> DATA SUPPLIED

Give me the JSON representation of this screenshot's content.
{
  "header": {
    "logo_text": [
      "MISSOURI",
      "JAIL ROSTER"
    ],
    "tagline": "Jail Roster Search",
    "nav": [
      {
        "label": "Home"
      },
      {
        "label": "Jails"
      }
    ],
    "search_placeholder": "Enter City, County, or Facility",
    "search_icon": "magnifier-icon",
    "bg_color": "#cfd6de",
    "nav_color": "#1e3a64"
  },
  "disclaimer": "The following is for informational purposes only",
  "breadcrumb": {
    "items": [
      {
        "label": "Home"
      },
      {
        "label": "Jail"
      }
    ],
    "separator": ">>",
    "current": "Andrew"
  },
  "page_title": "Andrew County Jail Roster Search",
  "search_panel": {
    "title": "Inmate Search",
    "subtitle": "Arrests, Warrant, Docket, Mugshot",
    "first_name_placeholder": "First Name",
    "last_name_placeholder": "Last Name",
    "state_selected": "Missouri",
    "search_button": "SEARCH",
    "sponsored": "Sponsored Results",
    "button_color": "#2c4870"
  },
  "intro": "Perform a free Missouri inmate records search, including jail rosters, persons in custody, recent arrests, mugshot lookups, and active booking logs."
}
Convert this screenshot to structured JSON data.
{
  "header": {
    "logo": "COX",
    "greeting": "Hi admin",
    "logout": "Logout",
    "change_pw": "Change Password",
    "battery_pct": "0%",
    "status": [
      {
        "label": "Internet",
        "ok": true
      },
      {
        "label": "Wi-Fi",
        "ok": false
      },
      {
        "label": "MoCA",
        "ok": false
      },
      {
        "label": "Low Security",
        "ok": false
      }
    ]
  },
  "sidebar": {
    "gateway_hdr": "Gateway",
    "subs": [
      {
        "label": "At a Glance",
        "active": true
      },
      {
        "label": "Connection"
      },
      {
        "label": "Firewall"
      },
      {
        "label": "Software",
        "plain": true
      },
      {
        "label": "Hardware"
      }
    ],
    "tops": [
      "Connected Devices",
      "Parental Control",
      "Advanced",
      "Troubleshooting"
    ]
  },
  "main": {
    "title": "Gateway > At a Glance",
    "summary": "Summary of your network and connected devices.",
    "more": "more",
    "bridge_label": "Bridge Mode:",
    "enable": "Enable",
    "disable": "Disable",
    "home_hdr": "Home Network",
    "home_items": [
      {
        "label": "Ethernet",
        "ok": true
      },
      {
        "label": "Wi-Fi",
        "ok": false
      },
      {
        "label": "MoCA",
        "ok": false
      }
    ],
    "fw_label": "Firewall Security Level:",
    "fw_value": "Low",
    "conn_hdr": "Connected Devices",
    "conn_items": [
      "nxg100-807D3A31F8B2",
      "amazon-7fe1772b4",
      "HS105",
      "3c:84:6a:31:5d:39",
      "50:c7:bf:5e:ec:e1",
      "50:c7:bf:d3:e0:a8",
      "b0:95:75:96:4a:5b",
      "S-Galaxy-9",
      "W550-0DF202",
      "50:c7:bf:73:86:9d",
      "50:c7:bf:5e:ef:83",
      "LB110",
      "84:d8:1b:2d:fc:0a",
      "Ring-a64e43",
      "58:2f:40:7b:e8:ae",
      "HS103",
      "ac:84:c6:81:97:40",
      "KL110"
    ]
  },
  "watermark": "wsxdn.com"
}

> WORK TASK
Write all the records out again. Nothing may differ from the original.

> RESPONSE BELOW
Give me the JSON representation of this screenshot's content.
{
  "header": {
    "logo_text": [
      "MISSOURI",
      "JAIL ROSTER"
    ],
    "tagline": "Jail Roster Search",
    "nav": [
      {
        "label": "Home"
      },
      {
        "label": "Jails"
      }
    ],
    "search_placeholder": "Enter City, County, or Facility",
    "search_icon": "magnifier-icon",
    "bg_color": "#cfd6de",
    "nav_color": "#1e3a64"
  },
  "disclaimer": "The following is for informational purposes only",
  "breadcrumb": {
    "items": [
      {
        "label": "Home"
      },
      {
        "label": "Jail"
      }
    ],
    "separator": ">>",
    "current": "Andrew"
  },
  "page_title": "Andrew County Jail Roster Search",
  "search_panel": {
    "title": "Inmate Search",
    "subtitle": "Arrests, Warrant, Docket, Mugshot",
    "first_name_placeholder": "First Name",
    "last_name_placeholder": "Last Name",
    "state_selected": "Missouri",
    "search_button": "SEARCH",
    "sponsored": "Sponsored Results",
    "button_color": "#2c4870"
  },
  "intro": "Perform a free Missouri inmate records search, including jail rosters, persons in custody, recent arrests, mugshot lookups, and active booking logs."
}
Convert this screenshot to structured JSON data.
{
  "header": {
    "logo": "COX",
    "greeting": "Hi admin",
    "logout": "Logout",
    "change_pw": "Change Password",
    "battery_pct": "0%",
    "status": [
      {
        "label": "Internet",
        "ok": true
      },
      {
        "label": "Wi-Fi",
        "ok": false
      },
      {
        "label": "MoCA",
        "ok": false
      },
      {
        "label": "Low Security",
        "ok": false
      }
    ]
  },
  "sidebar": {
    "gateway_hdr": "Gateway",
    "subs": [
      {
        "label": "At a Glance",
        "active": true
      },
      {
        "label": "Connection"
      },
      {
        "label": "Firewall"
      },
      {
        "label": "Software",
        "plain": true
      },
      {
        "label": "Hardware"
      }
    ],
    "tops": [
      "Connected Devices",
      "Parental Control",
      "Advanced",
      "Troubleshooting"
    ]
  },
  "main": {
    "title": "Gateway > At a Glance",
    "summary": "Summary of your network and connected devices.",
    "more": "more",
    "bridge_label": "Bridge Mode:",
    "enable": "Enable",
    "disable": "Disable",
    "home_hdr": "Home Network",
    "home_items": [
      {
        "label": "Ethernet",
        "ok": true
      },
      {
        "label": "Wi-Fi",
        "ok": false
      },
      {
        "label": "MoCA",
        "ok": false
      }
    ],
    "fw_label": "Firewall Security Level:",
    "fw_value": "Low",
    "conn_hdr": "Connected Devices",
    "conn_items": [
      "nxg100-807D3A31F8B2",
      "amazon-7fe1772b4",
      "HS105",
      "3c:84:6a:31:5d:39",
      "50:c7:bf:5e:ec:e1",
      "50:c7:bf:d3:e0:a8",
      "b0:95:75:96:4a:5b",
      "S-Galaxy-9",
      "W550-0DF202",
      "50:c7:bf:73:86:9d",
      "50:c7:bf:5e:ef:83",
      "LB110",
      "84:d8:1b:2d:fc:0a",
      "Ring-a64e43",
      "58:2f:40:7b:e8:ae",
      "HS103",
      "ac:84:c6:81:97:40",
      "KL110"
    ]
  },
  "watermark": "wsxdn.com"
}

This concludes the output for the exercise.